State, as a single number, how many lines in the data below contain "does".
The data Block Start
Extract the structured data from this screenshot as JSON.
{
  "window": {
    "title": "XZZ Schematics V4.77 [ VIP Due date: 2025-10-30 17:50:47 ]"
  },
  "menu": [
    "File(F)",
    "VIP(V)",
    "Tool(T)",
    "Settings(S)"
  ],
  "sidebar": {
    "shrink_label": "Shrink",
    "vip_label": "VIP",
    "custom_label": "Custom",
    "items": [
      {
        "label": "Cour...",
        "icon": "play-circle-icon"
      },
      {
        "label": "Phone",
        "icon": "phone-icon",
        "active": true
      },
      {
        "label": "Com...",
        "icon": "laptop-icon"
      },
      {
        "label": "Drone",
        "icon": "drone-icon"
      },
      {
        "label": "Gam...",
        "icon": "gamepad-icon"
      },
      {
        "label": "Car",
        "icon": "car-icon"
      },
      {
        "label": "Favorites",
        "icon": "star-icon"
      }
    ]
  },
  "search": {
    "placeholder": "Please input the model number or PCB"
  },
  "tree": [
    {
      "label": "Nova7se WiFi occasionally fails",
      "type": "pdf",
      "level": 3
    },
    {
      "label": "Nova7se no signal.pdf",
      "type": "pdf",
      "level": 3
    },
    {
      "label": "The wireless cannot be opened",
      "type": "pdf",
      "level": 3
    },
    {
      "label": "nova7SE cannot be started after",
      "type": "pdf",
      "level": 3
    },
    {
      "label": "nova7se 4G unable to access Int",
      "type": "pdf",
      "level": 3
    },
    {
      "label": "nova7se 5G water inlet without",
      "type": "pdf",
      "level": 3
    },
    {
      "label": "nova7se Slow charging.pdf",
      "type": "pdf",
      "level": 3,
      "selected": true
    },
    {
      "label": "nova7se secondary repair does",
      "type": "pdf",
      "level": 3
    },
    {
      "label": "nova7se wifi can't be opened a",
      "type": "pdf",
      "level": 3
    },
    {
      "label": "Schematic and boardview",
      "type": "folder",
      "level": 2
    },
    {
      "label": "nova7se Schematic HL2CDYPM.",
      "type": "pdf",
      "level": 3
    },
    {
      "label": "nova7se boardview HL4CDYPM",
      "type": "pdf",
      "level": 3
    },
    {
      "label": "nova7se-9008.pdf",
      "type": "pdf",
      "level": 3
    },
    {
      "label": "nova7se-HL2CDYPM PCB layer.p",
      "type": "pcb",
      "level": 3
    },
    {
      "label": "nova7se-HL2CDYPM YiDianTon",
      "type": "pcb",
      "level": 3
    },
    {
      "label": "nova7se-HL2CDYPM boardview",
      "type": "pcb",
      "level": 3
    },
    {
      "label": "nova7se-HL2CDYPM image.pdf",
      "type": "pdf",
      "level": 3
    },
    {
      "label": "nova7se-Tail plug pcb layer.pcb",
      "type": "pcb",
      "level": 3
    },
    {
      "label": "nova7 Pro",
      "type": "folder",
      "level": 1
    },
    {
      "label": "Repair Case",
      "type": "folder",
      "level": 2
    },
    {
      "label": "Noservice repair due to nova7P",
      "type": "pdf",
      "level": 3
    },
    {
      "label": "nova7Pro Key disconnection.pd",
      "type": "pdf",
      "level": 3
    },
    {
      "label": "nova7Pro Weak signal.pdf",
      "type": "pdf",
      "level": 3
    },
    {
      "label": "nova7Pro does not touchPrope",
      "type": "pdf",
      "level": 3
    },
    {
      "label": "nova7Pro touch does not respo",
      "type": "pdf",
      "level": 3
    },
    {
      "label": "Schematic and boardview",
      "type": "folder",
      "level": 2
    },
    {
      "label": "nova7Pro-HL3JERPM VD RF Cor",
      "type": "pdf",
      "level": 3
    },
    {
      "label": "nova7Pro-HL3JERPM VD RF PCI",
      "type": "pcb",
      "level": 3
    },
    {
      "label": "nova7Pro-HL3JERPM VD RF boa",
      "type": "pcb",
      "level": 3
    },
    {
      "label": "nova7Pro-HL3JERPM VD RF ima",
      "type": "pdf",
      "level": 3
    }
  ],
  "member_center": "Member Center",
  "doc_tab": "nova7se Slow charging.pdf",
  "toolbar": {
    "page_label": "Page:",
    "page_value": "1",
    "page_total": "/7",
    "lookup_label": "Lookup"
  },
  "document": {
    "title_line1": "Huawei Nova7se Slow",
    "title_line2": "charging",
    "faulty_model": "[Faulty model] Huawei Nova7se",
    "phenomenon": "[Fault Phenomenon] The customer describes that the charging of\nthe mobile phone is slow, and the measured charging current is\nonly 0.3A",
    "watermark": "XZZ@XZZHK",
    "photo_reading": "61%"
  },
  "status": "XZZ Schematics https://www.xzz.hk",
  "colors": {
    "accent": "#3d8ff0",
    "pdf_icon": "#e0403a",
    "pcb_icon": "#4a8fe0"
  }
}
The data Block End
Expected answer => 3